Task requirements -> Search the entries below for the string "removal" and copy the lines that hold it.

Supplied material ->
○ ○ ○ ○ ○

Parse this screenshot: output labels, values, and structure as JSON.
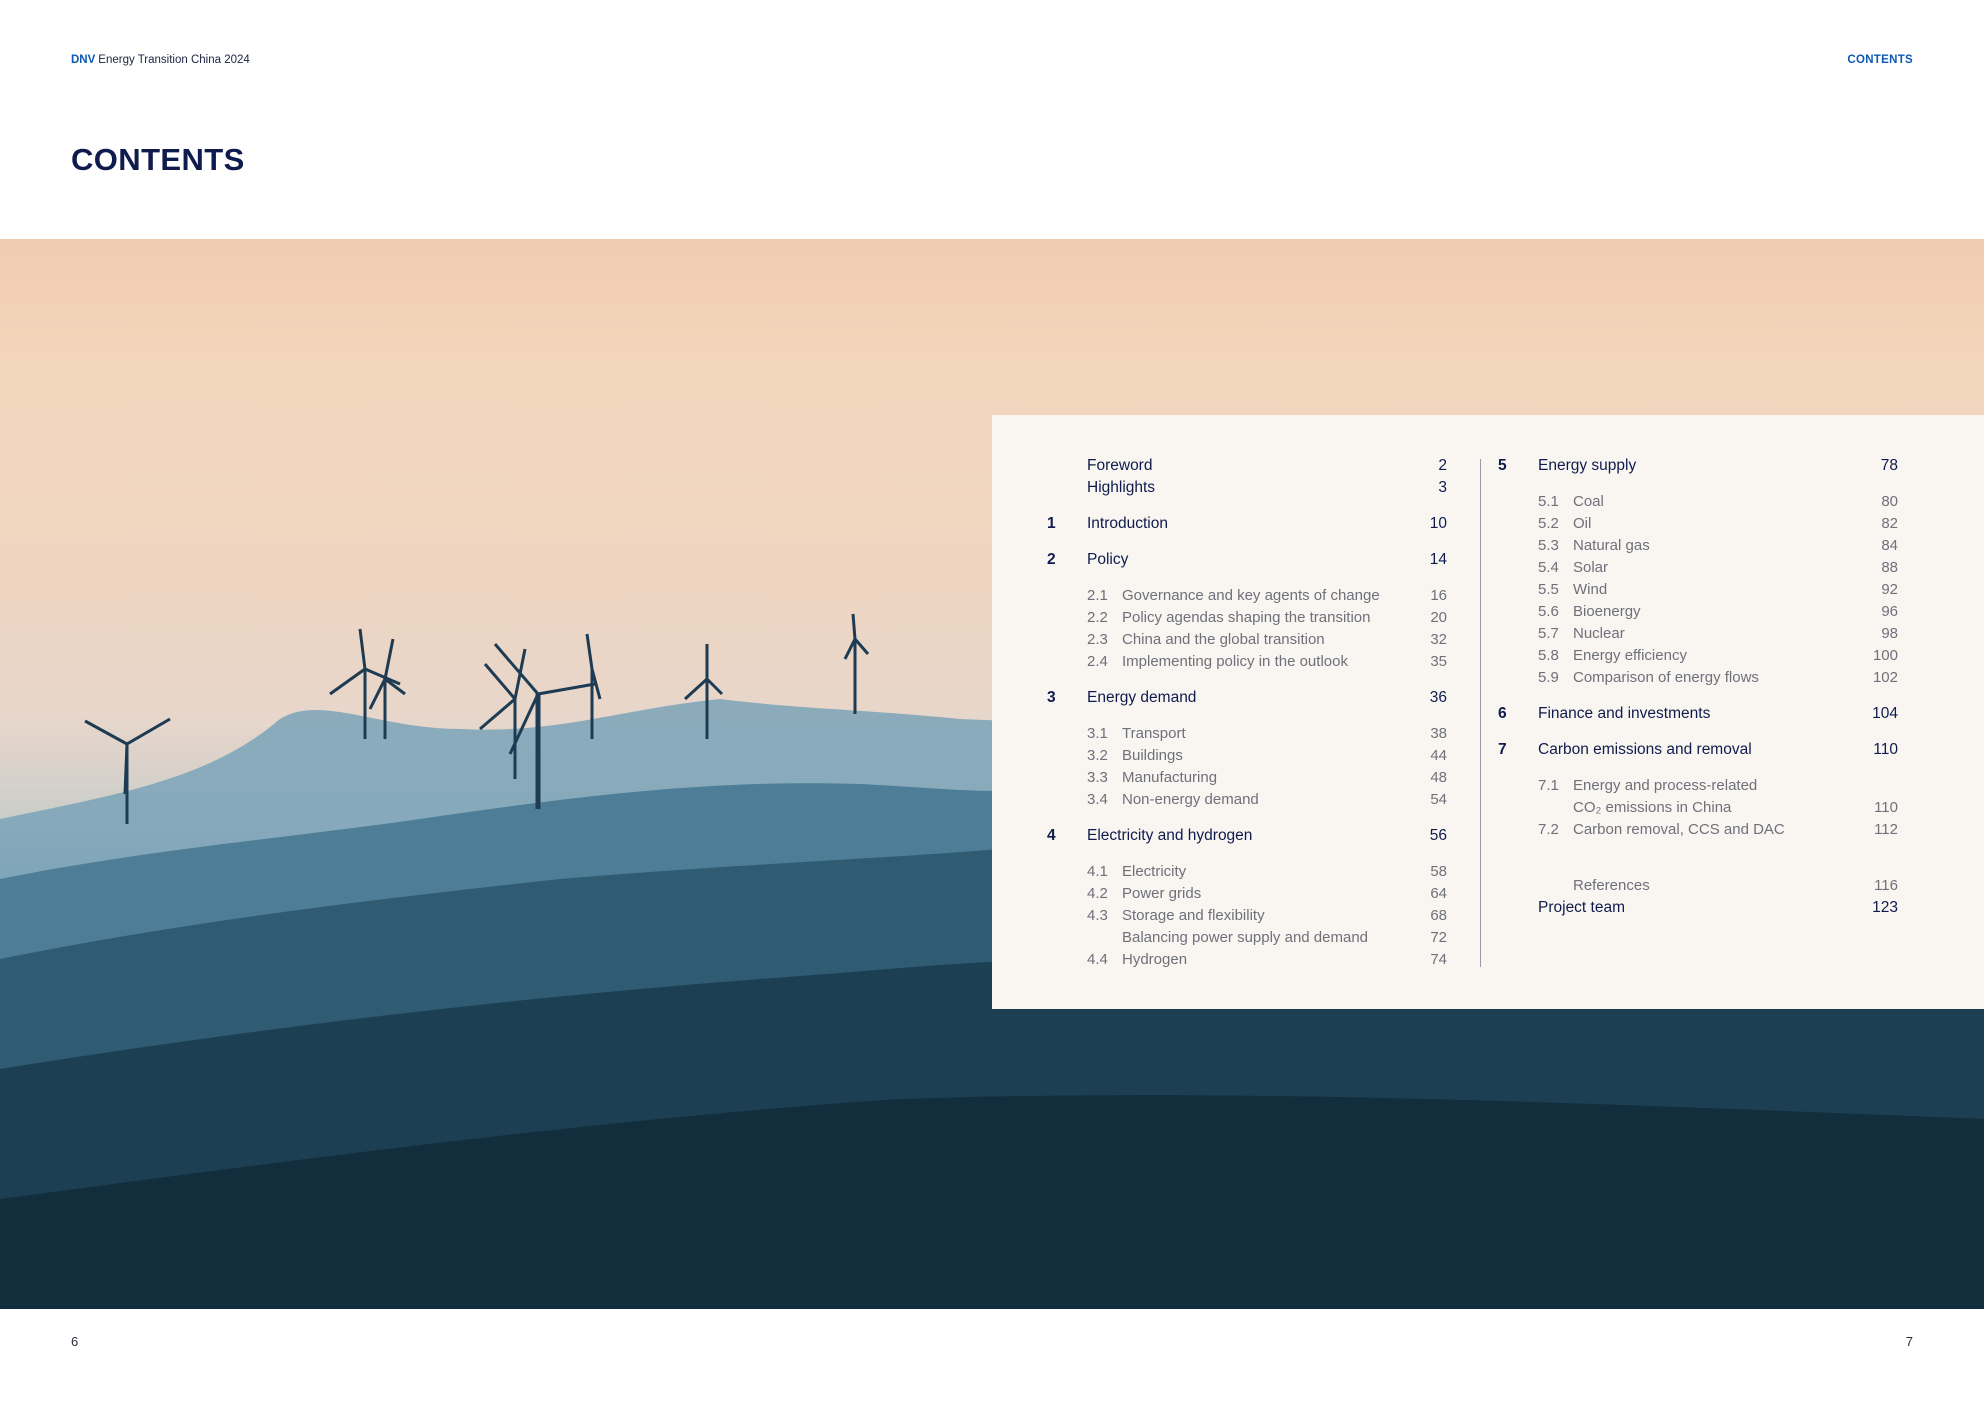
{
  "header": {
    "brand_mark": "DNV",
    "publication_title": "Energy Transition China 2024",
    "section_label": "CONTENTS"
  },
  "page_title": "CONTENTS",
  "toc": {
    "left": [
      {
        "num": "",
        "title": "Foreword",
        "page": "2"
      },
      {
        "num": "",
        "title": "Highlights",
        "page": "3"
      },
      {
        "num": "1",
        "title": "Introduction",
        "page": "10"
      },
      {
        "num": "2",
        "title": "Policy",
        "page": "14"
      },
      {
        "num": "2.1",
        "title": "Governance and key agents of change",
        "page": "16"
      },
      {
        "num": "2.2",
        "title": "Policy agendas shaping the transition",
        "page": "20"
      },
      {
        "num": "2.3",
        "title": "China and the global transition",
        "page": "32"
      },
      {
        "num": "2.4",
        "title": "Implementing policy in the outlook",
        "page": "35"
      },
      {
        "num": "3",
        "title": "Energy demand",
        "page": "36"
      },
      {
        "num": "3.1",
        "title": "Transport",
        "page": "38"
      },
      {
        "num": "3.2",
        "title": "Buildings",
        "page": "44"
      },
      {
        "num": "3.3",
        "title": "Manufacturing",
        "page": "48"
      },
      {
        "num": "3.4",
        "title": "Non-energy demand",
        "page": "54"
      },
      {
        "num": "4",
        "title": "Electricity and hydrogen",
        "page": "56"
      },
      {
        "num": "4.1",
        "title": "Electricity",
        "page": "58"
      },
      {
        "num": "4.2",
        "title": "Power grids",
        "page": "64"
      },
      {
        "num": "4.3",
        "title": "Storage and flexibility",
        "page": "68"
      },
      {
        "num": "",
        "title": "Balancing power supply and demand",
        "page": "72"
      },
      {
        "num": "4.4",
        "title": "Hydrogen",
        "page": "74"
      }
    ],
    "right": [
      {
        "num": "5",
        "title": "Energy supply",
        "page": "78"
      },
      {
        "num": "5.1",
        "title": "Coal",
        "page": "80"
      },
      {
        "num": "5.2",
        "title": "Oil",
        "page": "82"
      },
      {
        "num": "5.3",
        "title": "Natural gas",
        "page": "84"
      },
      {
        "num": "5.4",
        "title": "Solar",
        "page": "88"
      },
      {
        "num": "5.5",
        "title": "Wind",
        "page": "92"
      },
      {
        "num": "5.6",
        "title": "Bioenergy",
        "page": "96"
      },
      {
        "num": "5.7",
        "title": "Nuclear",
        "page": "98"
      },
      {
        "num": "5.8",
        "title": "Energy efficiency",
        "page": "100"
      },
      {
        "num": "5.9",
        "title": "Comparison of energy flows",
        "page": "102"
      },
      {
        "num": "6",
        "title": "Finance and investments",
        "page": "104"
      },
      {
        "num": "7",
        "title": "Carbon emissions and removal",
        "page": "110"
      },
      {
        "num": "7.1",
        "title": "Energy and process-related",
        "page": ""
      },
      {
        "num": "",
        "title": "CO₂ emissions in China",
        "page": "110"
      },
      {
        "num": "7.2",
        "title": "Carbon removal, CCS and DAC",
        "page": "112"
      },
      {
        "num": "",
        "title": "References",
        "page": "116"
      },
      {
        "num": "",
        "title": "Project team",
        "page": "123"
      }
    ]
  },
  "footer": {
    "page_left": "6",
    "page_right": "7"
  }
}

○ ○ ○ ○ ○

Your solution ->
        "title": "Carbon emissions and removal",
        "title": "Carbon removal, CCS and DAC",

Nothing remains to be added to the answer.